→ **What is needed**
Find out how many lines of the listing below include "Target" and report only that number.
Top of Provided material
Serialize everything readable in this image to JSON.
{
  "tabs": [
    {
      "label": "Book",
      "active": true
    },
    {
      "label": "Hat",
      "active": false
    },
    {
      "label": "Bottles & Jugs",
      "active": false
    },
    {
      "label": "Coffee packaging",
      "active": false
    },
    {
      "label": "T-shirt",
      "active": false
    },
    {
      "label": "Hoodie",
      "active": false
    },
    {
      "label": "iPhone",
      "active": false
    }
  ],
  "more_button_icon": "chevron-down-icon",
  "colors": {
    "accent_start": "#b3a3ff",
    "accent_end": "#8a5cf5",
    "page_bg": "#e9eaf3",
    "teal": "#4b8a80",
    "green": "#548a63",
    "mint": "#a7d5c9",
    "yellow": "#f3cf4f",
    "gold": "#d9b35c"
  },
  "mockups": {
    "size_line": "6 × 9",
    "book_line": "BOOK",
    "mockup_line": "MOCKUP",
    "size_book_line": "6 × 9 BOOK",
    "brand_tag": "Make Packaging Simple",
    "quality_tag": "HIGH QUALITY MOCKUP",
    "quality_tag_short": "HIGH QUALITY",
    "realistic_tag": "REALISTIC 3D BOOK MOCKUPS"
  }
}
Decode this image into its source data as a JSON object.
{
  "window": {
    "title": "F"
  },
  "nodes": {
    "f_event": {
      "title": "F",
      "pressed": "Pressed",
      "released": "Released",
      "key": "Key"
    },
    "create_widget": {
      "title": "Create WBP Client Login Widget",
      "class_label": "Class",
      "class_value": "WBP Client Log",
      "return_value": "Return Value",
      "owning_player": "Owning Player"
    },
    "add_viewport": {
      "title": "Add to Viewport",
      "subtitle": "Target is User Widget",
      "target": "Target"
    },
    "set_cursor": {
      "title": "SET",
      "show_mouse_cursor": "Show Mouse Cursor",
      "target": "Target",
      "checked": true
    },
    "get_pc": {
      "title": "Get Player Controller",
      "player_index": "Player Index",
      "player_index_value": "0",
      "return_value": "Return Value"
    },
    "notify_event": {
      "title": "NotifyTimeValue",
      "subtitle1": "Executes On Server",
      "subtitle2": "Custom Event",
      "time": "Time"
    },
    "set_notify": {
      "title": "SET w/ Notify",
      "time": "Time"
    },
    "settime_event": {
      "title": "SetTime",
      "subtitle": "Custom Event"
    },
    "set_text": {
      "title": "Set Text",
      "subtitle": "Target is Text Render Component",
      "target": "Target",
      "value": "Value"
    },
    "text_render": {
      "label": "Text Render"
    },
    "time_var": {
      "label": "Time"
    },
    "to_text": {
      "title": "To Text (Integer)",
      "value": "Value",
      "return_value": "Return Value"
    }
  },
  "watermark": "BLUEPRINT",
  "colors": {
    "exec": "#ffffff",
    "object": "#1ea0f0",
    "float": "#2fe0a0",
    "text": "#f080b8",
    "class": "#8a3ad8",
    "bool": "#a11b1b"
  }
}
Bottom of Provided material
→ **Expected answer**
5